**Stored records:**
========================================

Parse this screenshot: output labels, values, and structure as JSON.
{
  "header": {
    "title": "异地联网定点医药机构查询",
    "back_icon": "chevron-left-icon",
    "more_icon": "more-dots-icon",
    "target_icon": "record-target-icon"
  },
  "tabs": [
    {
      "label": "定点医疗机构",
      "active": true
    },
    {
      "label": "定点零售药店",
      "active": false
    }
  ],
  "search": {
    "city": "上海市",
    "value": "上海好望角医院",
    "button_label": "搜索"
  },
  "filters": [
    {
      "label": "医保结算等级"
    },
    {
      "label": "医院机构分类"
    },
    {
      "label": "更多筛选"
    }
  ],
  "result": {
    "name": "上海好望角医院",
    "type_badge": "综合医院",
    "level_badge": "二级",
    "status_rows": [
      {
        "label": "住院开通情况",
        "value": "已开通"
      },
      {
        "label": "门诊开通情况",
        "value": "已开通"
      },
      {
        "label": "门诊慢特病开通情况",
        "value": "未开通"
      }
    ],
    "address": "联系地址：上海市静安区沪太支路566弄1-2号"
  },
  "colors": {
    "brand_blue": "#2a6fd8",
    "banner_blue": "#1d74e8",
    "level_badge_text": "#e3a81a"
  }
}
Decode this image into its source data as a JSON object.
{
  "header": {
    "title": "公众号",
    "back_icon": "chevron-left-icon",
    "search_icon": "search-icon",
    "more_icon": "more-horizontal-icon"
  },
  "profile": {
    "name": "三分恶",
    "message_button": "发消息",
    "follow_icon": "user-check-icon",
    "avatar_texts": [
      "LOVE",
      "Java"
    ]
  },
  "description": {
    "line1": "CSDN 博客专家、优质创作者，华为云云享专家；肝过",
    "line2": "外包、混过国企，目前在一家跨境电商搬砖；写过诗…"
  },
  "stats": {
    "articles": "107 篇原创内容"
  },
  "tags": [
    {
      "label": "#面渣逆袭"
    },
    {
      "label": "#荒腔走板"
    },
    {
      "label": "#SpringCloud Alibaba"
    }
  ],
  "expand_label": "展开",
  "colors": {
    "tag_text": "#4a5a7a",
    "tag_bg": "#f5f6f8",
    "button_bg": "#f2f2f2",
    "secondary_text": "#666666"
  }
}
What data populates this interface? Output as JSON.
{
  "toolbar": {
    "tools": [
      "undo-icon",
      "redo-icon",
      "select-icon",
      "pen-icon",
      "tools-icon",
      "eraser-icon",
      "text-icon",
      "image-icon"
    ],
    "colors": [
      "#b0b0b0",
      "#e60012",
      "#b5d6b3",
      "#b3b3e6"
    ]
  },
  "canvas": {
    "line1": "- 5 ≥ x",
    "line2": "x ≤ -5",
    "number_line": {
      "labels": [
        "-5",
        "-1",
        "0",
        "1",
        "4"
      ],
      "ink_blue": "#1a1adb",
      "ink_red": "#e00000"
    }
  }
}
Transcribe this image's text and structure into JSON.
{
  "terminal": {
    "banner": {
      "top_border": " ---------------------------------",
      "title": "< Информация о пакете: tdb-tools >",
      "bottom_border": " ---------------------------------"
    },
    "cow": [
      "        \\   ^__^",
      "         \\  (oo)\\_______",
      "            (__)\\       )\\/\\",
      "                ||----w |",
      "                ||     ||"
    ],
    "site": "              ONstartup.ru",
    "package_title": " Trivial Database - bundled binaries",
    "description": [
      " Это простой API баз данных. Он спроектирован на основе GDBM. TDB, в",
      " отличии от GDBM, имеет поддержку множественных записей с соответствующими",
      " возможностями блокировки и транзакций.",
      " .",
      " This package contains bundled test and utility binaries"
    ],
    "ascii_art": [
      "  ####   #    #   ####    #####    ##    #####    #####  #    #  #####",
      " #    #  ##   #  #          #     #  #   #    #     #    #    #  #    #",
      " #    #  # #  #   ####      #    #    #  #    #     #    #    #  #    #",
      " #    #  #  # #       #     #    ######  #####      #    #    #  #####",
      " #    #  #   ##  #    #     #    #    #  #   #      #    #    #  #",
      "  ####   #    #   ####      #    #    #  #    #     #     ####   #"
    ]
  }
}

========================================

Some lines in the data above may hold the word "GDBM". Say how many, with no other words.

**Solved exercise:**
2